The Black-faced Bunting, Emberiza spodocephala, is a bird in the bunting family Emberizidae. It breeds in southern Siberia across to northern China and northern Japan. It is migratory, wintering in northeast India, southern China and northern southeast Asia. It winters close to water in agricultural or other open bushy habitats.
This bird is about 6.3 inches long. The male has a dark gray head with a mix of yellow, green and black between the bill and eye. The upper parts are brown and heavily streaked with black, except on the rump. The rump is brown and the tail is also a dark brown. The under parts are yellowish white with some fine dark brown flank streaks. The stout bill is pink. Females and young birds have a weaker head pattern, with olive-gray cheeks and a weak creamy white supercilium. The under parts are creamy yellow heavily streaked with dark brown.
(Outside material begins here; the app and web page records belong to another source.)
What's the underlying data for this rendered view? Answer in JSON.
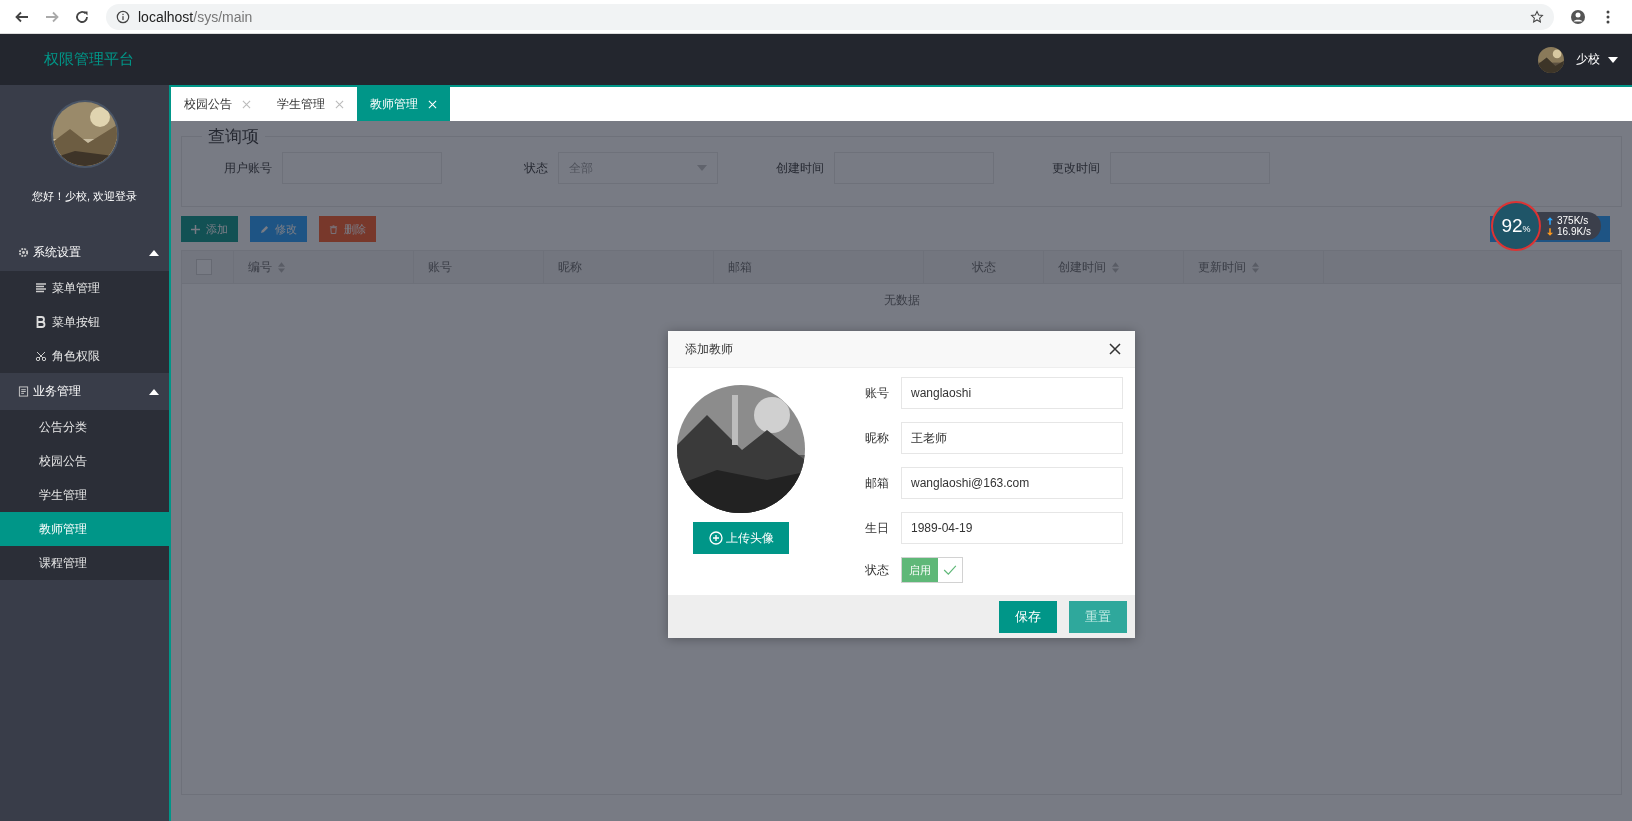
{
  "browser": {
    "url_host": "localhost",
    "url_path": "/sys/main"
  },
  "header": {
    "title": "权限管理平台",
    "user": "少校"
  },
  "sidebar": {
    "greeting": "您好！少校, 欢迎登录",
    "groups": [
      {
        "label": "系统设置",
        "kind": "gear",
        "expanded": true,
        "items": [
          {
            "label": "菜单管理",
            "kind": "lines",
            "selected": false
          },
          {
            "label": "菜单按钮",
            "kind": "letter",
            "selected": false
          },
          {
            "label": "角色权限",
            "kind": "scissors",
            "selected": false
          }
        ]
      },
      {
        "label": "业务管理",
        "kind": "doc",
        "expanded": true,
        "items": [
          {
            "label": "公告分类",
            "kind": "plain",
            "selected": false
          },
          {
            "label": "校园公告",
            "kind": "plain",
            "selected": false
          },
          {
            "label": "学生管理",
            "kind": "plain",
            "selected": false
          },
          {
            "label": "教师管理",
            "kind": "plain",
            "selected": true
          },
          {
            "label": "课程管理",
            "kind": "plain",
            "selected": false
          }
        ]
      }
    ]
  },
  "tabs": [
    {
      "label": "校园公告",
      "selected": false
    },
    {
      "label": "学生管理",
      "selected": false
    },
    {
      "label": "教师管理",
      "selected": true
    }
  ],
  "query": {
    "legend": "查询项",
    "fields": [
      {
        "label": "用户账号",
        "kind": "input"
      },
      {
        "label": "状态",
        "kind": "select",
        "value": "全部"
      },
      {
        "label": "创建时间",
        "kind": "input"
      },
      {
        "label": "更改时间",
        "kind": "input"
      }
    ]
  },
  "toolbar": [
    {
      "label": "添加",
      "kind": "add"
    },
    {
      "label": "修改",
      "kind": "edit"
    },
    {
      "label": "删除",
      "kind": "delete"
    }
  ],
  "table": {
    "select_all": {
      "checked": false
    },
    "columns": [
      {
        "label": "编号",
        "sortable": true
      },
      {
        "label": "账号",
        "sortable": false
      },
      {
        "label": "昵称",
        "sortable": false
      },
      {
        "label": "邮箱",
        "sortable": false
      },
      {
        "label": "状态",
        "sortable": false
      },
      {
        "label": "创建时间",
        "sortable": true
      },
      {
        "label": "更新时间",
        "sortable": true
      }
    ],
    "empty_text": "无数据"
  },
  "speed_widget": {
    "percent": "92",
    "percent_unit": "%",
    "upload": "375K/s",
    "download": "16.9K/s"
  },
  "dialog": {
    "title": "添加教师",
    "upload_button": "上传头像",
    "fields": [
      {
        "label": "账号",
        "value": "wanglaoshi"
      },
      {
        "label": "昵称",
        "value": "王老师"
      },
      {
        "label": "邮箱",
        "value": "wanglaoshi@163.com"
      },
      {
        "label": "生日",
        "value": "1989-04-19"
      }
    ],
    "status": {
      "label": "状态",
      "text": "启用",
      "checked": true
    },
    "buttons": [
      {
        "label": "保存",
        "disabled": false
      },
      {
        "label": "重置",
        "disabled": true
      }
    ]
  }
}
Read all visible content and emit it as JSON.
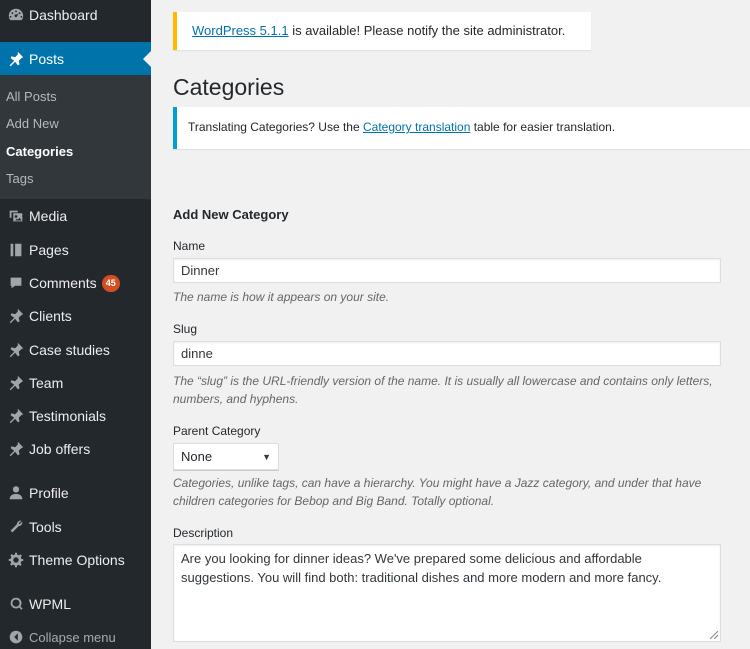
{
  "sidebar": {
    "dashboard": "Dashboard",
    "posts": "Posts",
    "posts_submenu": [
      "All Posts",
      "Add New",
      "Categories",
      "Tags"
    ],
    "media": "Media",
    "pages": "Pages",
    "comments": "Comments",
    "comments_badge": "45",
    "clients": "Clients",
    "case_studies": "Case studies",
    "team": "Team",
    "testimonials": "Testimonials",
    "job_offers": "Job offers",
    "profile": "Profile",
    "tools": "Tools",
    "theme_options": "Theme Options",
    "wpml": "WPML",
    "collapse": "Collapse menu"
  },
  "update_nag": {
    "link": "WordPress 5.1.1",
    "text": " is available! Please notify the site administrator."
  },
  "page_title": "Categories",
  "translation_notice": {
    "before": "Translating Categories? Use the ",
    "link": "Category translation",
    "after": " table for easier translation."
  },
  "form": {
    "section_title": "Add New Category",
    "name_label": "Name",
    "name_value": "Dinner",
    "name_help": "The name is how it appears on your site.",
    "slug_label": "Slug",
    "slug_value": "dinne",
    "slug_help": "The “slug” is the URL-friendly version of the name. It is usually all lowercase and contains only letters, numbers, and hyphens.",
    "parent_label": "Parent Category",
    "parent_value": "None",
    "parent_help": "Categories, unlike tags, can have a hierarchy. You might have a Jazz category, and under that have children categories for Bebop and Big Band. Totally optional.",
    "description_label": "Description",
    "description_value": "Are you looking for dinner ideas? We've prepared some delicious and affordable suggestions. You will find both: traditional dishes and more modern and more fancy."
  },
  "colors": {
    "sidebar_bg": "#23282d",
    "active_bg": "#0073aa",
    "link": "#0073aa",
    "nag_border": "#ffba00",
    "notice_border": "#00a0d2",
    "badge_bg": "#d54e21"
  }
}
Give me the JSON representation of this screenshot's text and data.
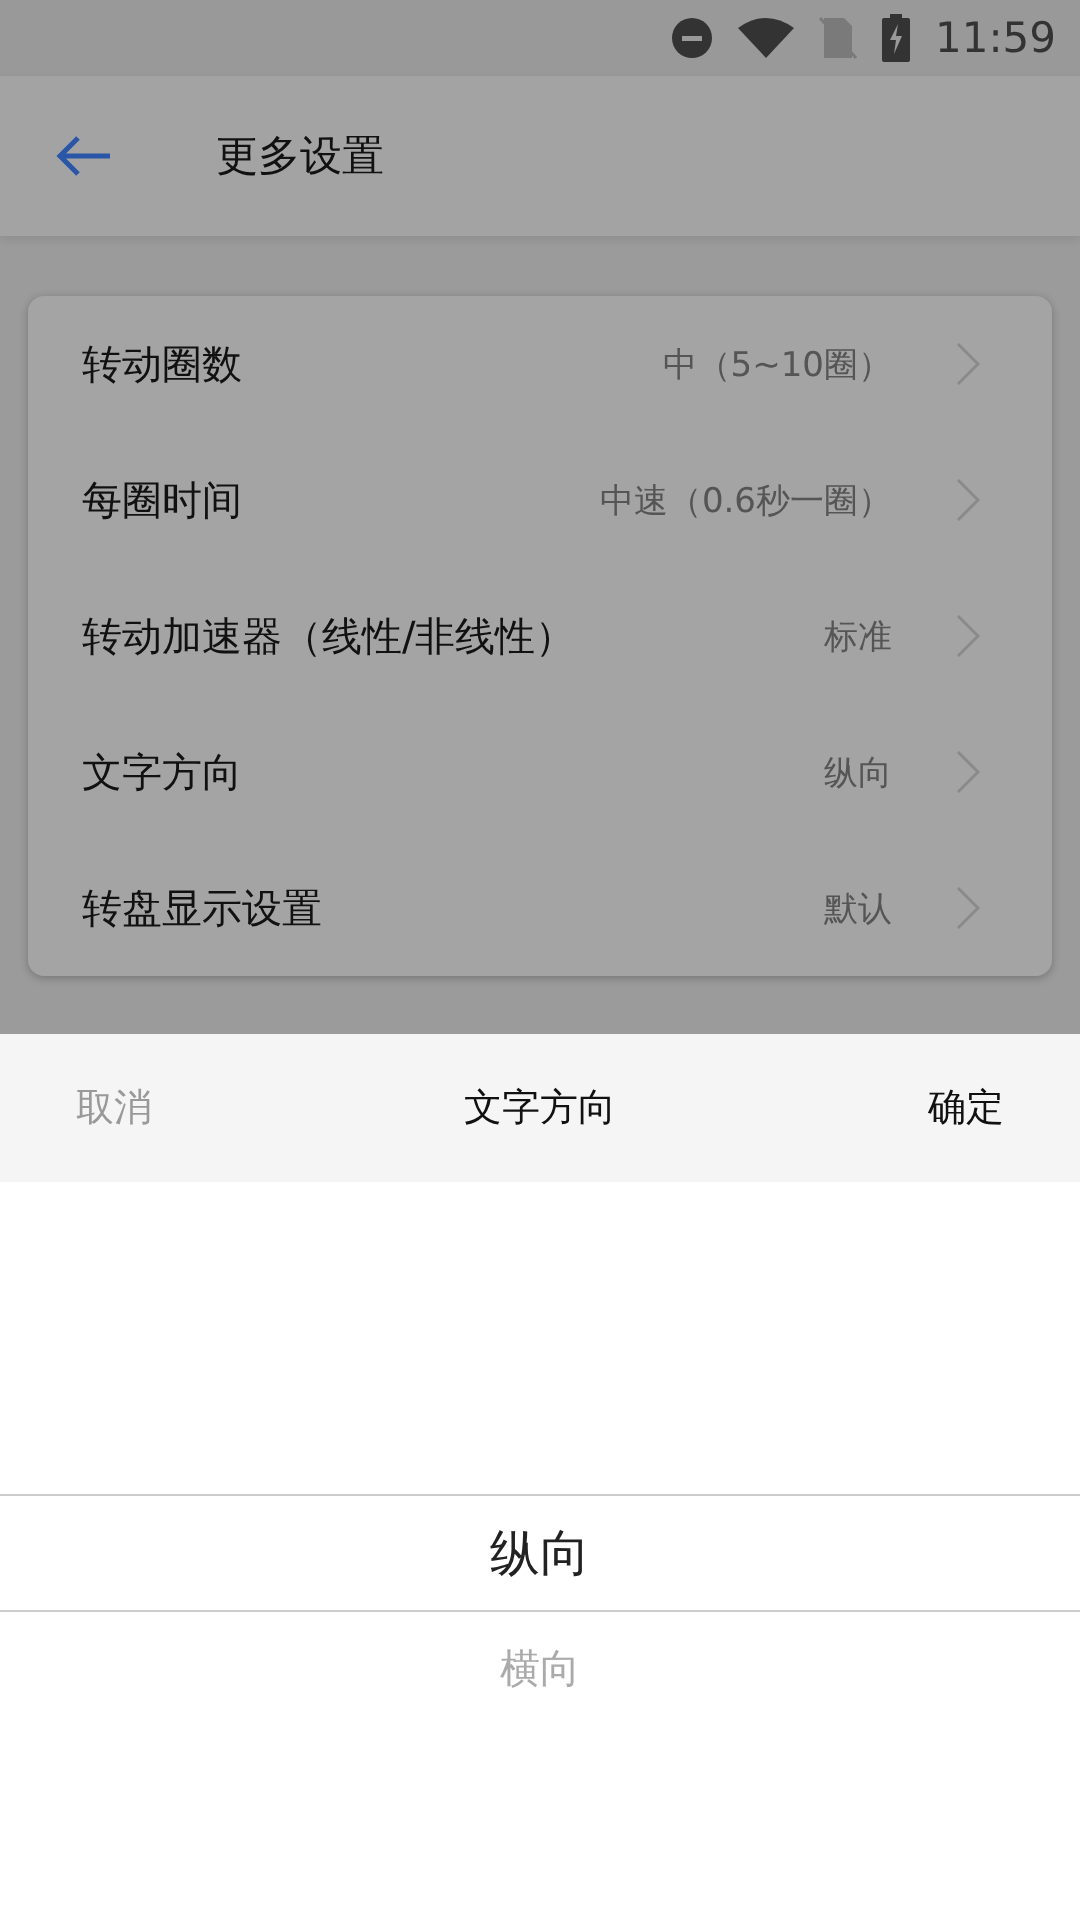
{
  "status_bar": {
    "time": "11:59"
  },
  "header": {
    "title": "更多设置"
  },
  "settings": [
    {
      "label": "转动圈数",
      "value": "中（5~10圈）"
    },
    {
      "label": "每圈时间",
      "value": "中速（0.6秒一圈）"
    },
    {
      "label": "转动加速器（线性/非线性）",
      "value": "标准"
    },
    {
      "label": "文字方向",
      "value": "纵向"
    },
    {
      "label": "转盘显示设置",
      "value": "默认"
    }
  ],
  "picker_sheet": {
    "cancel": "取消",
    "title": "文字方向",
    "confirm": "确定",
    "options": [
      {
        "label": "纵向",
        "selected": true
      },
      {
        "label": "横向",
        "selected": false
      }
    ]
  }
}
The Black-faced Bunting breeds in dense undergrowth along streams and rivers and lays 4 to 5 eggs in a ground or tree nest. Its natural food consists of insects when feeding young, and otherwise seeds.